One of the main obstacles renewable energy development faces is "intermittency" -- the unreliability of many non-carbon power sources. The wind stops blowing, the water supply behind the dam lessens, or the sun goes behind a cloud, and suddenly the grid has less power -- a headache for the engineers.
A $2 million grant announced late last week by the California Energy Commission is intended to find possible solutions to the intermittency problem. Recipients of the funding are Satcon Technology, Renewable Energy Services (RES), A123 Systems, and the Sacramento Municipal Utility District (SMUD).

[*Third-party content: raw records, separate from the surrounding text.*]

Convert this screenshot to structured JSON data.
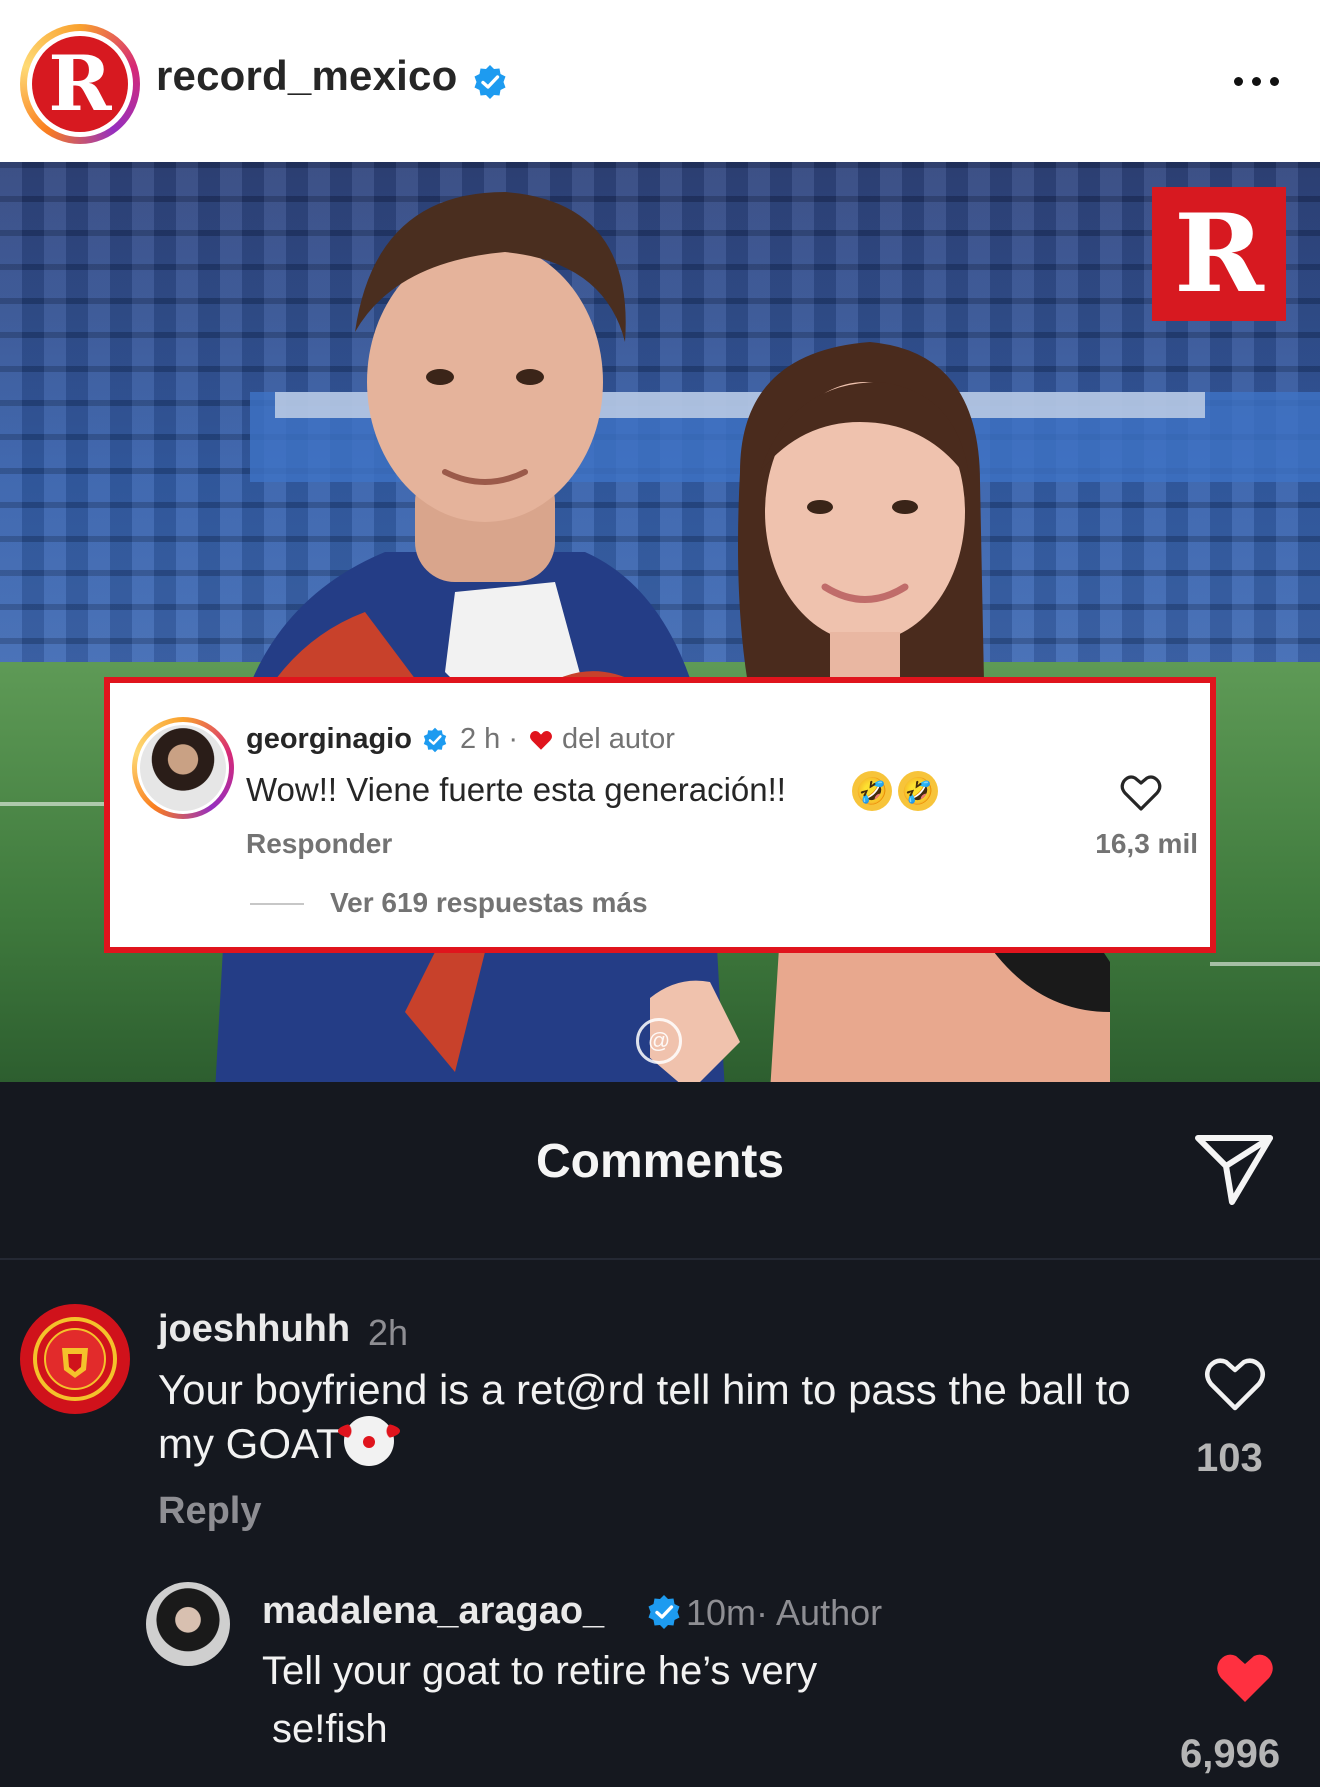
{
  "header": {
    "logo_letter": "R",
    "username": "record_mexico",
    "verified_icon": "verified-badge-icon",
    "more_icon": "more-options-icon"
  },
  "photo": {
    "watermark_letter": "R",
    "threads_icon": "threads-badge-icon"
  },
  "highlight_comment": {
    "username": "georginagio",
    "time": "2 h ·",
    "author_label": "del autor",
    "text": "Wow!! Viene fuerte esta generación!!",
    "emojis": [
      "🤣",
      "🤣"
    ],
    "reply_label": "Responder",
    "like_count": "16,3 mil",
    "view_replies": "Ver 619 respuestas más",
    "border_color": "#e0141d"
  },
  "comments_sheet": {
    "title": "Comments",
    "send_icon": "send-icon",
    "comments": [
      {
        "username": "joeshhuhh",
        "time": "2h",
        "text": "Your boyfriend is a ret@rd tell him to pass the ball to my GOAT",
        "emoji": "🤡",
        "reply_label": "Reply",
        "like_count": "103",
        "liked": false
      },
      {
        "username": "madalena_aragao_",
        "time": "10m· Author",
        "text_line1": "Tell your goat to retire he’s very",
        "text_line2": "se!fish",
        "like_count": "6,996",
        "liked": true,
        "like_color": "#ff3040"
      }
    ]
  }
}
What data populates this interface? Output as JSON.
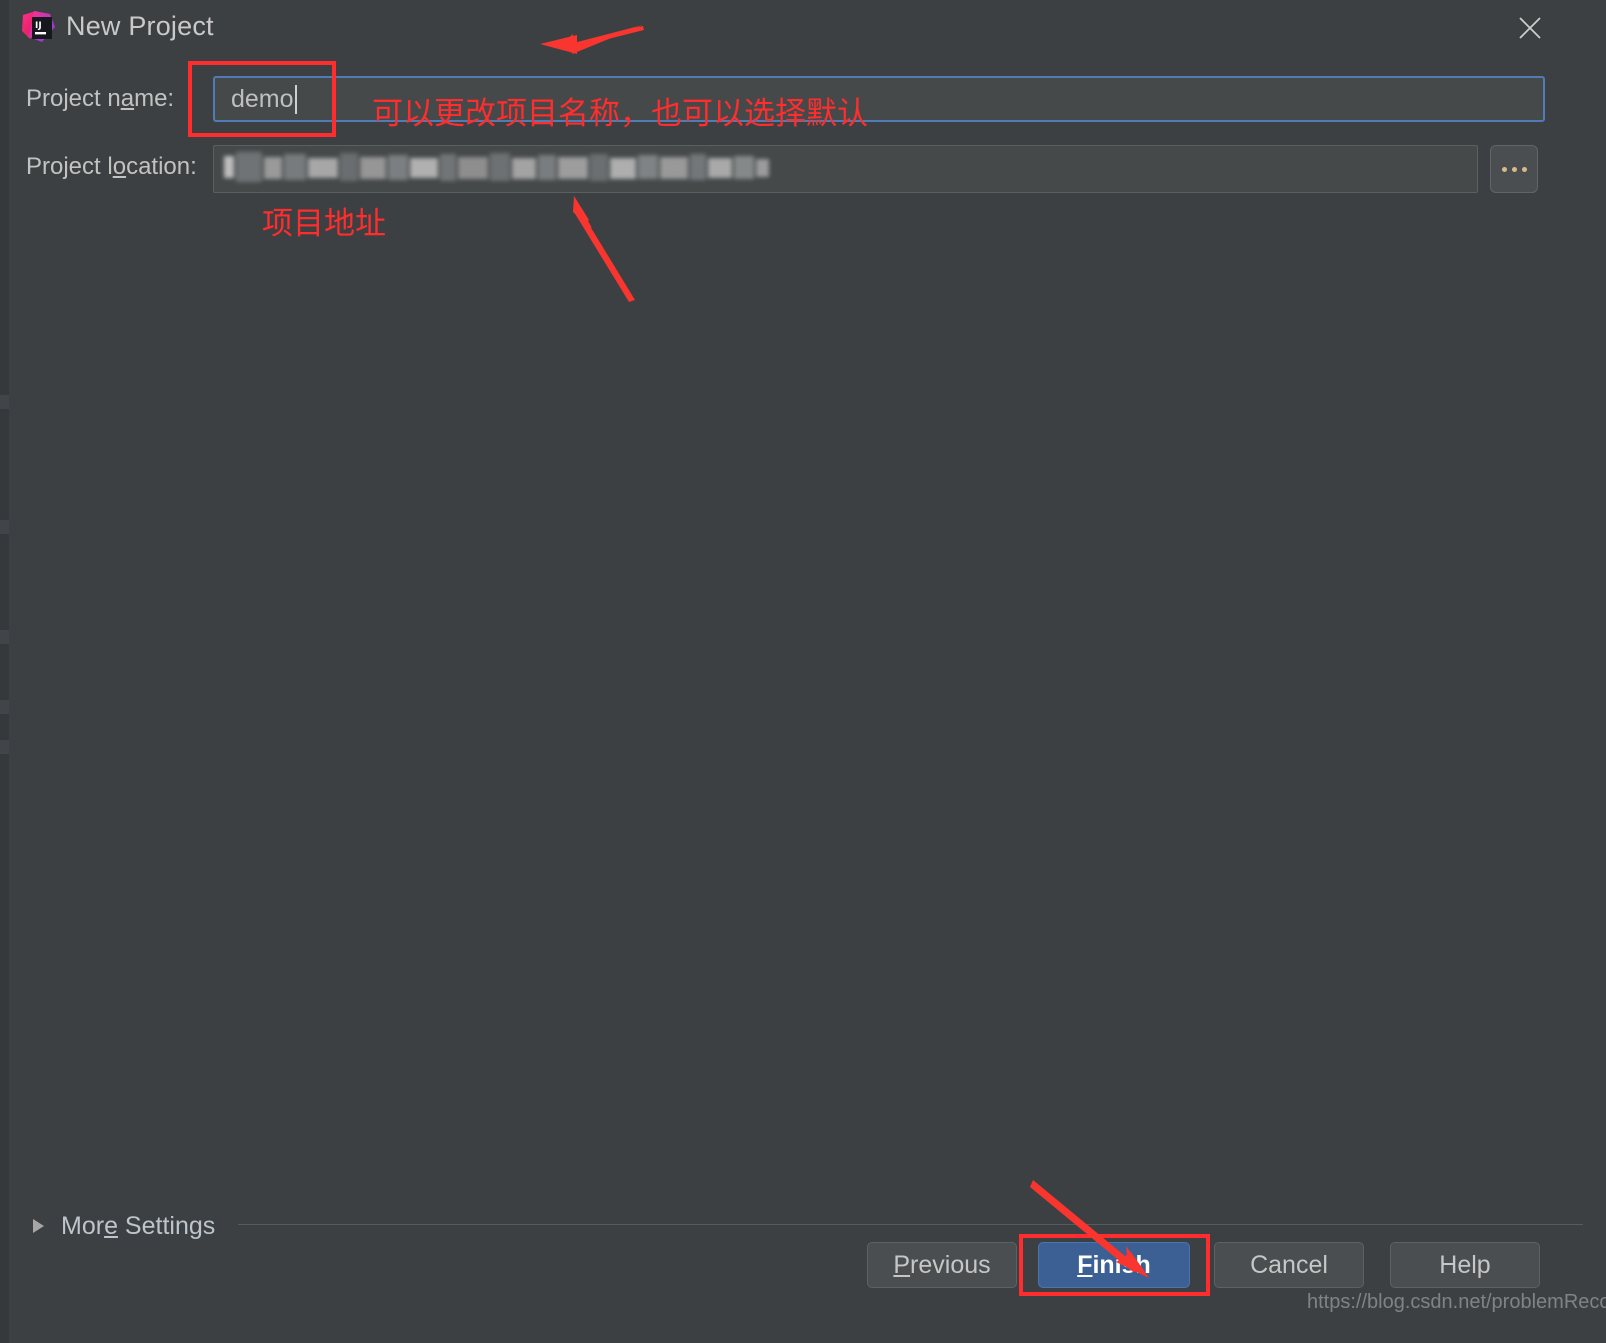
{
  "window": {
    "title": "New Project",
    "app_icon": "intellij-idea-logo",
    "close_icon": "close-icon"
  },
  "form": {
    "project_name": {
      "label_before": "Project n",
      "label_mnemonic": "a",
      "label_after": "me:",
      "label_full": "Project name:",
      "value": "demo",
      "focused": true
    },
    "project_location": {
      "label_before": "Project l",
      "label_mnemonic": "o",
      "label_after": "cation:",
      "label_full": "Project location:",
      "value": "",
      "redacted": true,
      "browse_button": {
        "label": "...",
        "icon": "ellipsis-icon"
      }
    }
  },
  "more_settings": {
    "label_before": "Mor",
    "label_mnemonic": "e",
    "label_after": " Settings",
    "label_full": "More Settings",
    "expanded": false,
    "chevron_icon": "triangle-right-icon"
  },
  "buttons": {
    "previous": {
      "label_before": "P",
      "label_mnemonic": "",
      "label_after": "revious",
      "label_full": "Previous",
      "mnemonic_char": "P"
    },
    "finish": {
      "label_before": "",
      "label_mnemonic": "F",
      "label_after": "inish",
      "label_full": "Finish",
      "primary": true
    },
    "cancel": {
      "label_full": "Cancel"
    },
    "help": {
      "label_full": "Help"
    }
  },
  "annotations": {
    "name_note": "可以更改项目名称，也可以选择默认",
    "location_note": "项目地址",
    "arrow_to_title": "arrow-left",
    "arrow_to_location": "arrow-up-left",
    "arrow_to_finish": "arrow-down-right",
    "highlight_color": "#ff2d2d"
  },
  "watermark": {
    "text": "https://blog.csdn.net/problemRecord"
  },
  "colors": {
    "background": "#3c4042",
    "field_background": "#45494a",
    "focus_border": "#4f7cb4",
    "primary_button": "#3c6093",
    "text": "#c2c2c2",
    "annotation_red": "#ff2d2d"
  }
}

The grantees cover the solar utility specturm. Satcon supplies inverters -- equipment that change photovoltaic cells' direct current output to the alternating current used on the grid -- for utility-scale solar projects. Renewable Energy Services contracts and installs large-scale solar installations for the military and other large buyers of solar power equipment. SMUD, the Sacramento area's electrical utility, is the sixth-largest customer-owned electrical utility in the U.S., serving nearly 500,000 customers over a 900 square-mile area.
The key to solving intermittency is finding a way to store energy, and that's where A123 Systems comes in. A123 is developing a line of lithium iron phosphate batteries that can operate at extreme temperatures without shortening their usable life -- a must for utility-scale grid storage, in which large racks of batteries and high-voltage electrical equipment can be expected to heat their containers quite a bit.
The grant is good news and good PR for A123. In December 2011 A123 announced a recall on some of its Karma batteries over possible coolant leaks. The battery company suffered further embarrassment in March when its products contributed to a problem with the much-touted electric car, the Fisker Karma. A Karma purchased by Consumer Reports broke down at the consumer magazine's testing grounds and had to be towed away by the dealer. The fault was traced to defective battery packs supplied by A123. A123's CEO David Vieau took responsibility for the failure in March, an admission that was probably good for A123's karma if not so much for Fisker's.
A123's batteries were also briefly suspected in a Texas house fire started by a garaged Fisker Karma; investigation determined that the batteries were not at fault. If this pilot intermittency study goes well for A123's utility-scale battery designs, it could be a much-needed PR shot in the arm for the firm. If not, at least they won't strand anyone by the side of the road.
The $2 million grant by the California Energy Commission is funded through the CEC's Public Interest Energy Research Program.